Because of the sluggish economy, Kettle said, sales tax revenues that fund transit throughout the state are down.

“Throughout the county, we’ve seen a 25 percent reduction in that revenue stream,” he said. And that has led to service cutbacks, he said.

Fillmore High School Principal John Wilber said he was unaware of the students’ frustrations with the Dial-A-Ride program. But he said school buses offer transportation to the school for the zero period classes that start at 7 a.m. Monday through Thursday.

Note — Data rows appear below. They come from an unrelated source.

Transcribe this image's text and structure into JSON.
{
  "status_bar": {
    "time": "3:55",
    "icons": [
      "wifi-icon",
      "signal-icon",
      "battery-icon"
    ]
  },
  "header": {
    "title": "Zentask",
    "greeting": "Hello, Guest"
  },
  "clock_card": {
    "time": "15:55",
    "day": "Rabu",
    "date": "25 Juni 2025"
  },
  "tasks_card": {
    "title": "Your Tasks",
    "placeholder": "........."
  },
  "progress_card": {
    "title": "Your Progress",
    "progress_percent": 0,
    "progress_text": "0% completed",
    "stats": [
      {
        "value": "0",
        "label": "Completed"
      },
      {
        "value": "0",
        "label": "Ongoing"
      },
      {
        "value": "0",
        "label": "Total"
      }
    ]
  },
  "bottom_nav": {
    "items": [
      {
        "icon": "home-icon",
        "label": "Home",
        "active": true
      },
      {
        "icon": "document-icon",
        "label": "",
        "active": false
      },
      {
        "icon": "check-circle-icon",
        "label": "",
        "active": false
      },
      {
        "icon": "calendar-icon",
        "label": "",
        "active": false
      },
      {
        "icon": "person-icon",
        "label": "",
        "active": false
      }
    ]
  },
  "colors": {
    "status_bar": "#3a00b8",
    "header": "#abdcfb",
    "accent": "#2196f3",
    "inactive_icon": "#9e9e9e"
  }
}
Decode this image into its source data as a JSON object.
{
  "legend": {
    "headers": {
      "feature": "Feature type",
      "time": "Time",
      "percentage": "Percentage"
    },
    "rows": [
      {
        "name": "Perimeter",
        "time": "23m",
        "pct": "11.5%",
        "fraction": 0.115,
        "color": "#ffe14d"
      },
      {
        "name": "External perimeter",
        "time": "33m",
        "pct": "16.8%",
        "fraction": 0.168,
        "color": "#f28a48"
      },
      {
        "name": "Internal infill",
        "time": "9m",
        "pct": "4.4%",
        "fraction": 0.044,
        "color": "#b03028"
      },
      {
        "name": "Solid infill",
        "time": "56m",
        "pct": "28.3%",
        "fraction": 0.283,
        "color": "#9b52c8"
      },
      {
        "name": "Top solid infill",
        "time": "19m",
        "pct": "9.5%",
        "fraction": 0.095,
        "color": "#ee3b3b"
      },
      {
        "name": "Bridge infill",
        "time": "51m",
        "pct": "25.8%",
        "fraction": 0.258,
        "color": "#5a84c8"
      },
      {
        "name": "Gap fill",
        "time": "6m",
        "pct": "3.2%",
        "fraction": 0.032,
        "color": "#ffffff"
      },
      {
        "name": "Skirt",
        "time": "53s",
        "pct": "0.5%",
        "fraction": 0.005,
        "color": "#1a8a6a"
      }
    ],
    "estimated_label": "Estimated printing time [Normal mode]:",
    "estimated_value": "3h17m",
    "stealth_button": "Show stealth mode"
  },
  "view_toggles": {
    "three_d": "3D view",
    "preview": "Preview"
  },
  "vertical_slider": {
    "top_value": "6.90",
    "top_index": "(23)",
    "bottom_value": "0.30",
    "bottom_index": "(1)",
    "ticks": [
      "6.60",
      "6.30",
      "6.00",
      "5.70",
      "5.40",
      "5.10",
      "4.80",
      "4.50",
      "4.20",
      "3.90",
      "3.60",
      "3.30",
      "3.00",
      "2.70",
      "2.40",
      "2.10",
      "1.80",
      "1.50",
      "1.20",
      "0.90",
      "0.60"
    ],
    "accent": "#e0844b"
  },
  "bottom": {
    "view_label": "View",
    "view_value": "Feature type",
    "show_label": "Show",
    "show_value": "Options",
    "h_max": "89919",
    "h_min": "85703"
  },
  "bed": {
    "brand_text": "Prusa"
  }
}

Wilbur said students voluntarily sign up for the zero period classes to enable them to get out of school an hour early at 2:05 p.m. The normal six-period school schedule goes 8:05 a.m. to 3:11 p.m., Wilber said.

Currently, there are about 60 students enrolled in two zero period classes, economics and drivers education, he said.

Kettle met late last month with a group of the students who are members of the transportation committee of One Step A La Vez, a Fillmore/Piru youth mentoring program associated with Big Brothers Big Sisters of Ventura County. Kettle said what he took away from the meeting was the students “are not able to use the school busing that is available or they choose not to use it,” finding it not as convenient as the Dial-A-Ride vans.

Jessica Ramos, 17, a senior at Fillmore High who sits on the transportation committee, said she used to take Dial-A-Ride to school but because of frustrations with the service, she switched back to the school bus.

“The van would be packed with field workers and sometimes there would only be like one seat available,” said Ramos, of Rancho Sespe. “And one of the field workers would give me his seat and he would sit on the floor. Sometimes, there were as many as four people sitting on the floor.”

Sam Cruz, 18, of Piru, graduated Fillmore High in June. The Ventura College freshman said while in high school, he would turn to Dial-A-Ride when he missed the school bus.

“And they would never answer on time,” said Cruz, who is also a member of the transportation committee. “It was always busy. And by the time I got through, the shuttle would be sold out, and I would have no way to get to school.”

Kettle acknowledged the service could use more people to answer phones and take reservations, but reiterated the funding isn’t there.

© 2011 Scripps Newspaper Group — Online

Ventura County Star